I also found with one of my dogs that giving a peanut butter filled Kong before I leave for work helps. He can't wait for me to leave for work so he can get it!!

May 5th, 2009, 11:16 AM
Thanks guys. I was in training with a retired police officer. But wasn't learning anything I didn't already know or couldn't do with her...
This is the first dog I have had trouble with training to retreive. All her other training is goign perfect, and the seperation anxiety is starting to get batter alaready. I will try to remember to get a kong, just have to put cheese or something in it, as she throws up after she eats peanut butter...

May 5th, 2009, 11:19 AM
As for excersise... I have a hard time walking her a lot.. disabilities from riding accidents in the passed.. so I usually take her to the park once a day for about an hour, or until shes totally pooped, play frisbee with her, or she chases around my sisters kids. Also she plays with the cats in the house as well. They run up and down the halls. I wish I could walk her more, but nothing. She gets out every weekend to my moms country house and plays really hard with her chocolate lab.

May 5th, 2009, 12:11 PM
1. Exercise is great and needed, but not the only way to tire her. Mental workouts are just as tiring as physical ones and it benefits her on so many other levels.

2. Her age has a lot to do with her reluctance to retrieve since she was doing it just fine before. She knows what you want she is choosing not to do it because she wants to control the game. One way to do it is to have 2 balls/frisbees so she doesn't have the only conveted toy. Have her on a long leash and work the game with short distances. The leash keeps her from playing 'keep away' or from getting so far away from you that you have lost the connection. Practice in short spurts so that she doesn't get bored. Do not go after the toy and engage in her game. If she wants to play then it will be on your terms. Often if you ignore a dog who is playing 'keep away' they will eventually come right up to you and practically poke you with the toy to say "Hey, I still want to play - don't you see me?" It does take time and patience.
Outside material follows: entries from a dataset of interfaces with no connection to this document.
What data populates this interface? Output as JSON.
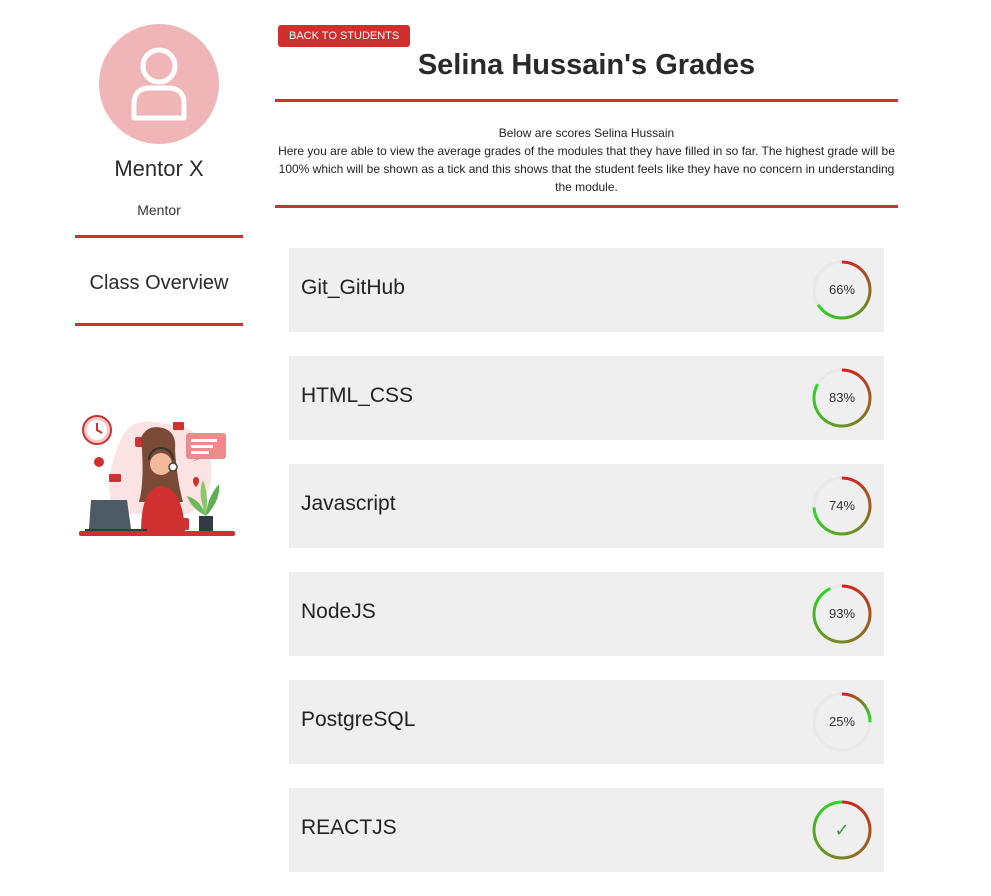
{
  "sidebar": {
    "mentor_name": "Mentor X",
    "mentor_role": "Mentor",
    "class_overview": "Class Overview"
  },
  "header": {
    "back_button": "BACK TO STUDENTS",
    "title": "Selina Hussain's Grades"
  },
  "intro": {
    "line1": "Below are scores Selina Hussain",
    "line2": "Here you are able to view the average grades of the modules that they have filled in so far. The highest grade will be 100% which will be shown as a tick and this shows that the student feels like they have no concern in understanding the module."
  },
  "modules": [
    {
      "name": "Git_GitHub",
      "percent": 66,
      "label": "66%"
    },
    {
      "name": "HTML_CSS",
      "percent": 83,
      "label": "83%"
    },
    {
      "name": "Javascript",
      "percent": 74,
      "label": "74%"
    },
    {
      "name": "NodeJS",
      "percent": 93,
      "label": "93%"
    },
    {
      "name": "PostgreSQL",
      "percent": 25,
      "label": "25%"
    },
    {
      "name": "REACTJS",
      "percent": 100,
      "label": "✓"
    }
  ],
  "colors": {
    "accent": "#d0302f",
    "avatar_bg": "#f0b6b7",
    "ring_start": "#d62020",
    "ring_end": "#22dd22",
    "card_bg": "#efefef"
  }
}
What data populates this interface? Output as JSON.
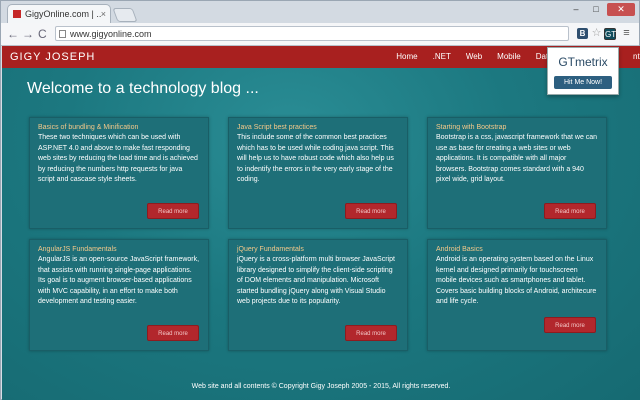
{
  "browser": {
    "tab_title": "GigyOnline.com | ...",
    "tab_close": "×",
    "url": "www.gigyonline.com",
    "ext_b": "B",
    "ext_star": "☆",
    "ext_gt": "GT",
    "menu_icon": "≡",
    "back": "←",
    "forward": "→",
    "reload": "C",
    "win_min": "–",
    "win_max": "□",
    "win_close": "✕"
  },
  "site": {
    "brand": "GIGY JOSEPH",
    "menu": [
      "Home",
      ".NET",
      "Web",
      "Mobile",
      "Database"
    ],
    "menu_last": "nt",
    "welcome": "Welcome to a technology blog ...",
    "footer": "Web site and all contents © Copyright Gigy Joseph 2005 - 2015, All rights reserved."
  },
  "cards": [
    {
      "title": "Basics of bundling & Minification",
      "text": "These two techniques which can be used with ASP.NET 4.0 and above to make fast responding web sites by reducing the load time and is achieved by reducing the numbers http requests for java script and cascase style sheets.",
      "button": "Read more"
    },
    {
      "title": "Java Script best practices",
      "text": "This include some of the common best practices which has to be used while coding java script. This will help us to have robust code which also help us to indentify the errors in the very early stage of the coding.",
      "button": "Read more"
    },
    {
      "title": "Starting with Bootstrap",
      "text": "Bootstrap is a css, javascript framework that we can use as base for creating a web sites or web applications. It is compatible with all major browsers. Bootstrap comes standard with a 940 pixel wide, grid layout.",
      "button": "Read more"
    },
    {
      "title": "AngularJS Fundamentals",
      "text": "AngularJS is an open-source JavaScript framework, that assists with running single-page applications. Its goal is to augment browser-based applications with MVC capability, in an effort to make both development and testing easier.",
      "button": "Read more"
    },
    {
      "title": "jQuery Fundamentals",
      "text": "jQuery is a cross-platform multi browser JavaScript library designed to simplify the client-side scripting of DOM elements and manipulation. Microsoft started bundling jQuery along with Visual Studio web projects due to its popularity.",
      "button": "Read more"
    },
    {
      "title": "Android Basics",
      "text": "Android is an operating system based on the Linux kernel and designed primarily for touchscreen mobile devices such as smartphones and tablet. Covers basic building blocks of Android, architecure and life cycle.",
      "button": "Read more"
    }
  ],
  "gtmetrix": {
    "title": "GTmetrix",
    "button": "Hit Me Now!"
  }
}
3. Be very aware that you have had 2 dogs with SA - What is the common factor here? It is very common for people to say "It's just amazing, my dogs all seem to have the same personality (or issues) even though they were totally different dogs. That is because dogs mirror who we are. If you are over bonding with your dog or not taking the time to teach her how to self entertain and be alone then we need to reframe how you are doing things. I am not trying to lay blame, but to open your eyes to what might be happening to exacerbate this problem.